Page and application data records:
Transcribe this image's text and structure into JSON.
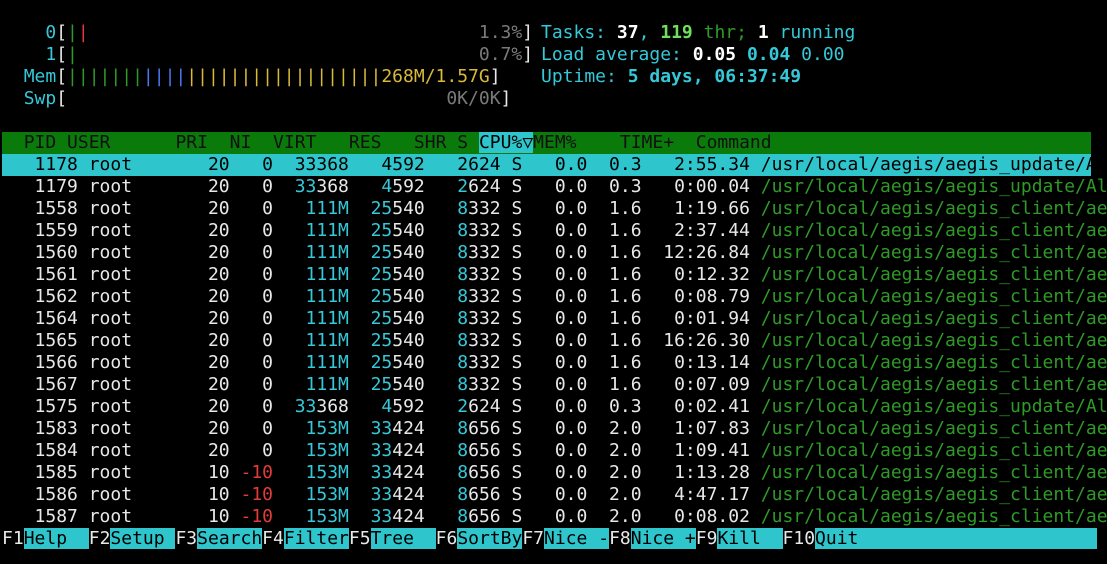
{
  "meters": {
    "cpu0": {
      "label": "0",
      "value": "1.3%"
    },
    "cpu1": {
      "label": "1",
      "value": "0.7%"
    },
    "mem": {
      "label": "Mem",
      "value": "268M/1.57G"
    },
    "swp": {
      "label": "Swp",
      "value": "0K/0K"
    }
  },
  "summary": {
    "tasks_label": "Tasks:",
    "tasks": "37",
    "threads": "119",
    "threads_label": "thr;",
    "running": "1",
    "running_label": "running",
    "load_label": "Load average:",
    "load1": "0.05",
    "load5": "0.04",
    "load15": "0.00",
    "uptime_label": "Uptime:",
    "uptime": "5 days, 06:37:49"
  },
  "columns": [
    "PID",
    "USER",
    "PRI",
    "NI",
    "VIRT",
    "RES",
    "SHR",
    "S",
    "CPU%▽",
    "MEM%",
    "TIME+",
    "Command"
  ],
  "processes": [
    {
      "pid": "1178",
      "user": "root",
      "pri": "20",
      "ni": "0",
      "virt": "33368",
      "res": "4592",
      "shr": "2624",
      "s": "S",
      "cpu": "0.0",
      "mem": "0.3",
      "time": "2:55.34",
      "cmd": "/usr/local/aegis/aegis_update/AliY"
    },
    {
      "pid": "1179",
      "user": "root",
      "pri": "20",
      "ni": "0",
      "virt": "33368",
      "res": "4592",
      "shr": "2624",
      "s": "S",
      "cpu": "0.0",
      "mem": "0.3",
      "time": "0:00.04",
      "cmd": "/usr/local/aegis/aegis_update/AliY"
    },
    {
      "pid": "1558",
      "user": "root",
      "pri": "20",
      "ni": "0",
      "virt": "111M",
      "res": "25540",
      "shr": "8332",
      "s": "S",
      "cpu": "0.0",
      "mem": "1.6",
      "time": "1:19.66",
      "cmd": "/usr/local/aegis/aegis_client/aegi"
    },
    {
      "pid": "1559",
      "user": "root",
      "pri": "20",
      "ni": "0",
      "virt": "111M",
      "res": "25540",
      "shr": "8332",
      "s": "S",
      "cpu": "0.0",
      "mem": "1.6",
      "time": "2:37.44",
      "cmd": "/usr/local/aegis/aegis_client/aegi"
    },
    {
      "pid": "1560",
      "user": "root",
      "pri": "20",
      "ni": "0",
      "virt": "111M",
      "res": "25540",
      "shr": "8332",
      "s": "S",
      "cpu": "0.0",
      "mem": "1.6",
      "time": "12:26.84",
      "cmd": "/usr/local/aegis/aegis_client/aegi"
    },
    {
      "pid": "1561",
      "user": "root",
      "pri": "20",
      "ni": "0",
      "virt": "111M",
      "res": "25540",
      "shr": "8332",
      "s": "S",
      "cpu": "0.0",
      "mem": "1.6",
      "time": "0:12.32",
      "cmd": "/usr/local/aegis/aegis_client/aegi"
    },
    {
      "pid": "1562",
      "user": "root",
      "pri": "20",
      "ni": "0",
      "virt": "111M",
      "res": "25540",
      "shr": "8332",
      "s": "S",
      "cpu": "0.0",
      "mem": "1.6",
      "time": "0:08.79",
      "cmd": "/usr/local/aegis/aegis_client/aegi"
    },
    {
      "pid": "1564",
      "user": "root",
      "pri": "20",
      "ni": "0",
      "virt": "111M",
      "res": "25540",
      "shr": "8332",
      "s": "S",
      "cpu": "0.0",
      "mem": "1.6",
      "time": "0:01.94",
      "cmd": "/usr/local/aegis/aegis_client/aegi"
    },
    {
      "pid": "1565",
      "user": "root",
      "pri": "20",
      "ni": "0",
      "virt": "111M",
      "res": "25540",
      "shr": "8332",
      "s": "S",
      "cpu": "0.0",
      "mem": "1.6",
      "time": "16:26.30",
      "cmd": "/usr/local/aegis/aegis_client/aegi"
    },
    {
      "pid": "1566",
      "user": "root",
      "pri": "20",
      "ni": "0",
      "virt": "111M",
      "res": "25540",
      "shr": "8332",
      "s": "S",
      "cpu": "0.0",
      "mem": "1.6",
      "time": "0:13.14",
      "cmd": "/usr/local/aegis/aegis_client/aegi"
    },
    {
      "pid": "1567",
      "user": "root",
      "pri": "20",
      "ni": "0",
      "virt": "111M",
      "res": "25540",
      "shr": "8332",
      "s": "S",
      "cpu": "0.0",
      "mem": "1.6",
      "time": "0:07.09",
      "cmd": "/usr/local/aegis/aegis_client/aegi"
    },
    {
      "pid": "1575",
      "user": "root",
      "pri": "20",
      "ni": "0",
      "virt": "33368",
      "res": "4592",
      "shr": "2624",
      "s": "S",
      "cpu": "0.0",
      "mem": "0.3",
      "time": "0:02.41",
      "cmd": "/usr/local/aegis/aegis_update/AliY"
    },
    {
      "pid": "1583",
      "user": "root",
      "pri": "20",
      "ni": "0",
      "virt": "153M",
      "res": "33424",
      "shr": "8656",
      "s": "S",
      "cpu": "0.0",
      "mem": "2.0",
      "time": "1:07.83",
      "cmd": "/usr/local/aegis/aegis_client/aegi"
    },
    {
      "pid": "1584",
      "user": "root",
      "pri": "20",
      "ni": "0",
      "virt": "153M",
      "res": "33424",
      "shr": "8656",
      "s": "S",
      "cpu": "0.0",
      "mem": "2.0",
      "time": "1:09.41",
      "cmd": "/usr/local/aegis/aegis_client/aegi"
    },
    {
      "pid": "1585",
      "user": "root",
      "pri": "10",
      "ni": "-10",
      "virt": "153M",
      "res": "33424",
      "shr": "8656",
      "s": "S",
      "cpu": "0.0",
      "mem": "2.0",
      "time": "1:13.28",
      "cmd": "/usr/local/aegis/aegis_client/aegi"
    },
    {
      "pid": "1586",
      "user": "root",
      "pri": "10",
      "ni": "-10",
      "virt": "153M",
      "res": "33424",
      "shr": "8656",
      "s": "S",
      "cpu": "0.0",
      "mem": "2.0",
      "time": "4:47.17",
      "cmd": "/usr/local/aegis/aegis_client/aegi"
    },
    {
      "pid": "1587",
      "user": "root",
      "pri": "10",
      "ni": "-10",
      "virt": "153M",
      "res": "33424",
      "shr": "8656",
      "s": "S",
      "cpu": "0.0",
      "mem": "2.0",
      "time": "0:08.02",
      "cmd": "/usr/local/aegis/aegis_client/aegi"
    }
  ],
  "function_keys": [
    {
      "key": "F1",
      "label": "Help"
    },
    {
      "key": "F2",
      "label": "Setup"
    },
    {
      "key": "F3",
      "label": "Search"
    },
    {
      "key": "F4",
      "label": "Filter"
    },
    {
      "key": "F5",
      "label": "Tree"
    },
    {
      "key": "F6",
      "label": "SortBy"
    },
    {
      "key": "F7",
      "label": "Nice -"
    },
    {
      "key": "F8",
      "label": "Nice +"
    },
    {
      "key": "F9",
      "label": "Kill"
    },
    {
      "key": "F10",
      "label": "Quit"
    }
  ],
  "colors": {
    "header_bg": "#0a7a0a",
    "selection_bg": "#2ec6cc",
    "accent_cyan": "#35c8d8",
    "green": "#2f9a28"
  }
}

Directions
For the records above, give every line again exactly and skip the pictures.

Response to this exercise
Transcribe this image's text and structure into JSON.
{
  "meters": {
    "cpu0": {
      "label": "0",
      "value": "1.3%"
    },
    "cpu1": {
      "label": "1",
      "value": "0.7%"
    },
    "mem": {
      "label": "Mem",
      "value": "268M/1.57G"
    },
    "swp": {
      "label": "Swp",
      "value": "0K/0K"
    }
  },
  "summary": {
    "tasks_label": "Tasks:",
    "tasks": "37",
    "threads": "119",
    "threads_label": "thr;",
    "running": "1",
    "running_label": "running",
    "load_label": "Load average:",
    "load1": "0.05",
    "load5": "0.04",
    "load15": "0.00",
    "uptime_label": "Uptime:",
    "uptime": "5 days, 06:37:49"
  },
  "columns": [
    "PID",
    "USER",
    "PRI",
    "NI",
    "VIRT",
    "RES",
    "SHR",
    "S",
    "CPU%▽",
    "MEM%",
    "TIME+",
    "Command"
  ],
  "processes": [
    {
      "pid": "1178",
      "user": "root",
      "pri": "20",
      "ni": "0",
      "virt": "33368",
      "res": "4592",
      "shr": "2624",
      "s": "S",
      "cpu": "0.0",
      "mem": "0.3",
      "time": "2:55.34",
      "cmd": "/usr/local/aegis/aegis_update/AliY"
    },
    {
      "pid": "1179",
      "user": "root",
      "pri": "20",
      "ni": "0",
      "virt": "33368",
      "res": "4592",
      "shr": "2624",
      "s": "S",
      "cpu": "0.0",
      "mem": "0.3",
      "time": "0:00.04",
      "cmd": "/usr/local/aegis/aegis_update/AliY"
    },
    {
      "pid": "1558",
      "user": "root",
      "pri": "20",
      "ni": "0",
      "virt": "111M",
      "res": "25540",
      "shr": "8332",
      "s": "S",
      "cpu": "0.0",
      "mem": "1.6",
      "time": "1:19.66",
      "cmd": "/usr/local/aegis/aegis_client/aegi"
    },
    {
      "pid": "1559",
      "user": "root",
      "pri": "20",
      "ni": "0",
      "virt": "111M",
      "res": "25540",
      "shr": "8332",
      "s": "S",
      "cpu": "0.0",
      "mem": "1.6",
      "time": "2:37.44",
      "cmd": "/usr/local/aegis/aegis_client/aegi"
    },
    {
      "pid": "1560",
      "user": "root",
      "pri": "20",
      "ni": "0",
      "virt": "111M",
      "res": "25540",
      "shr": "8332",
      "s": "S",
      "cpu": "0.0",
      "mem": "1.6",
      "time": "12:26.84",
      "cmd": "/usr/local/aegis/aegis_client/aegi"
    },
    {
      "pid": "1561",
      "user": "root",
      "pri": "20",
      "ni": "0",
      "virt": "111M",
      "res": "25540",
      "shr": "8332",
      "s": "S",
      "cpu": "0.0",
      "mem": "1.6",
      "time": "0:12.32",
      "cmd": "/usr/local/aegis/aegis_client/aegi"
    },
    {
      "pid": "1562",
      "user": "root",
      "pri": "20",
      "ni": "0",
      "virt": "111M",
      "res": "25540",
      "shr": "8332",
      "s": "S",
      "cpu": "0.0",
      "mem": "1.6",
      "time": "0:08.79",
      "cmd": "/usr/local/aegis/aegis_client/aegi"
    },
    {
      "pid": "1564",
      "user": "root",
      "pri": "20",
      "ni": "0",
      "virt": "111M",
      "res": "25540",
      "shr": "8332",
      "s": "S",
      "cpu": "0.0",
      "mem": "1.6",
      "time": "0:01.94",
      "cmd": "/usr/local/aegis/aegis_client/aegi"
    },
    {
      "pid": "1565",
      "user": "root",
      "pri": "20",
      "ni": "0",
      "virt": "111M",
      "res": "25540",
      "shr": "8332",
      "s": "S",
      "cpu": "0.0",
      "mem": "1.6",
      "time": "16:26.30",
      "cmd": "/usr/local/aegis/aegis_client/aegi"
    },
    {
      "pid": "1566",
      "user": "root",
      "pri": "20",
      "ni": "0",
      "virt": "111M",
      "res": "25540",
      "shr": "8332",
      "s": "S",
      "cpu": "0.0",
      "mem": "1.6",
      "time": "0:13.14",
      "cmd": "/usr/local/aegis/aegis_client/aegi"
    },
    {
      "pid": "1567",
      "user": "root",
      "pri": "20",
      "ni": "0",
      "virt": "111M",
      "res": "25540",
      "shr": "8332",
      "s": "S",
      "cpu": "0.0",
      "mem": "1.6",
      "time": "0:07.09",
      "cmd": "/usr/local/aegis/aegis_client/aegi"
    },
    {
      "pid": "1575",
      "user": "root",
      "pri": "20",
      "ni": "0",
      "virt": "33368",
      "res": "4592",
      "shr": "2624",
      "s": "S",
      "cpu": "0.0",
      "mem": "0.3",
      "time": "0:02.41",
      "cmd": "/usr/local/aegis/aegis_update/AliY"
    },
    {
      "pid": "1583",
      "user": "root",
      "pri": "20",
      "ni": "0",
      "virt": "153M",
      "res": "33424",
      "shr": "8656",
      "s": "S",
      "cpu": "0.0",
      "mem": "2.0",
      "time": "1:07.83",
      "cmd": "/usr/local/aegis/aegis_client/aegi"
    },
    {
      "pid": "1584",
      "user": "root",
      "pri": "20",
      "ni": "0",
      "virt": "153M",
      "res": "33424",
      "shr": "8656",
      "s": "S",
      "cpu": "0.0",
      "mem": "2.0",
      "time": "1:09.41",
      "cmd": "/usr/local/aegis/aegis_client/aegi"
    },
    {
      "pid": "1585",
      "user": "root",
      "pri": "10",
      "ni": "-10",
      "virt": "153M",
      "res": "33424",
      "shr": "8656",
      "s": "S",
      "cpu": "0.0",
      "mem": "2.0",
      "time": "1:13.28",
      "cmd": "/usr/local/aegis/aegis_client/aegi"
    },
    {
      "pid": "1586",
      "user": "root",
      "pri": "10",
      "ni": "-10",
      "virt": "153M",
      "res": "33424",
      "shr": "8656",
      "s": "S",
      "cpu": "0.0",
      "mem": "2.0",
      "time": "4:47.17",
      "cmd": "/usr/local/aegis/aegis_client/aegi"
    },
    {
      "pid": "1587",
      "user": "root",
      "pri": "10",
      "ni": "-10",
      "virt": "153M",
      "res": "33424",
      "shr": "8656",
      "s": "S",
      "cpu": "0.0",
      "mem": "2.0",
      "time": "0:08.02",
      "cmd": "/usr/local/aegis/aegis_client/aegi"
    }
  ],
  "function_keys": [
    {
      "key": "F1",
      "label": "Help"
    },
    {
      "key": "F2",
      "label": "Setup"
    },
    {
      "key": "F3",
      "label": "Search"
    },
    {
      "key": "F4",
      "label": "Filter"
    },
    {
      "key": "F5",
      "label": "Tree"
    },
    {
      "key": "F6",
      "label": "SortBy"
    },
    {
      "key": "F7",
      "label": "Nice -"
    },
    {
      "key": "F8",
      "label": "Nice +"
    },
    {
      "key": "F9",
      "label": "Kill"
    },
    {
      "key": "F10",
      "label": "Quit"
    }
  ],
  "colors": {
    "header_bg": "#0a7a0a",
    "selection_bg": "#2ec6cc",
    "accent_cyan": "#35c8d8",
    "green": "#2f9a28"
  }
}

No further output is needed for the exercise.